Historical consciousness in Europe
Historical consciousness can change in its intensity: there can be more or less historical consciousness. But its nature can also change: the way in which the relationship between present and past is interpreted can vary. And this relationship with the past has indeed been a varied one over the last two centuries. The modern historical consciousness, which began after the fracture that came with the French Revolution and after the romantic hantises, encapsulated a longing for an inner connection with the past. Those who had gone before were regarded as having bestowed a bequest on the modern generations. The new social shocks at the end of the nineteenth century led to the emergence of a more radical, anti-modern historical consciousness which bore testimony to the desire to re-traditionalise society.

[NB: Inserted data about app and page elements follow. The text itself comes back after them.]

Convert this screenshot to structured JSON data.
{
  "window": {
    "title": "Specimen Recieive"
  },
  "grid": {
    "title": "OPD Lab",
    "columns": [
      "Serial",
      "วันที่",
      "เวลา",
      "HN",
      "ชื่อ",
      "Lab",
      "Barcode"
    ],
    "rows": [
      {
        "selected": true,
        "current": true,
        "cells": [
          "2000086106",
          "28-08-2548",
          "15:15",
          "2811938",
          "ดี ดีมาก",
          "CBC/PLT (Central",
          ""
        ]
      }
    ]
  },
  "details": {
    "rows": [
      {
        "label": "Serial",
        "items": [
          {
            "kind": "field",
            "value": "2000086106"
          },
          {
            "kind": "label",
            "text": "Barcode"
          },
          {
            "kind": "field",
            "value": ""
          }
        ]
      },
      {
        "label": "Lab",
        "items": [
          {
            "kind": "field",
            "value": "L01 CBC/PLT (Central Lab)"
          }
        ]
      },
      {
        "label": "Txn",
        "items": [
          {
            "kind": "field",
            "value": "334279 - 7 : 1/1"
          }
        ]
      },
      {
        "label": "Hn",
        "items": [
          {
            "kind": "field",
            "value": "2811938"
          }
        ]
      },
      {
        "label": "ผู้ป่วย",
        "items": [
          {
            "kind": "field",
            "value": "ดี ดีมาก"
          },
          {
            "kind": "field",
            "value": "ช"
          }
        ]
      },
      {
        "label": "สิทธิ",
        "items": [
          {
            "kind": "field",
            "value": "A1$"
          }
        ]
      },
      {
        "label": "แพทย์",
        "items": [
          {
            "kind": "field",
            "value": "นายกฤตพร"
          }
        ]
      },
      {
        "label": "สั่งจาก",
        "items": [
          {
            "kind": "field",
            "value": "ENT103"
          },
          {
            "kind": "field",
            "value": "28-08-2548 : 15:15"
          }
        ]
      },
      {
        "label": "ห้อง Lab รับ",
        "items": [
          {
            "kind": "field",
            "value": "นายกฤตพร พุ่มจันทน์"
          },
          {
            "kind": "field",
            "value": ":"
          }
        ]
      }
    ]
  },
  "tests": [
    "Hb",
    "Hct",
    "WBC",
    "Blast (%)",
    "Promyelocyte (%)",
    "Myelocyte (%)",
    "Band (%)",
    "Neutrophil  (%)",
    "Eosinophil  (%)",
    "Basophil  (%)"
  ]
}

By contrast, the context of the social criticism that pervaded the 1960s and 70s gave rise to a neo-modern historical consciousness. It was linked to a desire to denounce and often debunk a past that was seen as wrong, where a continuity between past and present was no longer regarded as a good thing. In reaction to the (perceived) vacuum this created, the decades that followed brought something of a historical reveille, rooted in a late-modern historical consciousness. It lay at the basis of the creation of a multifaceted world of substitutes, as an attempt to mask the loss. The gulf between past and present proved too wide, however. In the post-modern historical consciousness, the past remained a foreign country. At the same time, the ‘traditional’ historiography had to make way for memory as an instrument for giving shape to the past. In such a development, the historian can no longer be the guardian of the status quo. By contrast, he must accept the changeability of the world, remain aloof and exercise his readers in a sensitivity to the specificity of different historical periods and styles. The task of the historian of today is to strengthen historical literacy.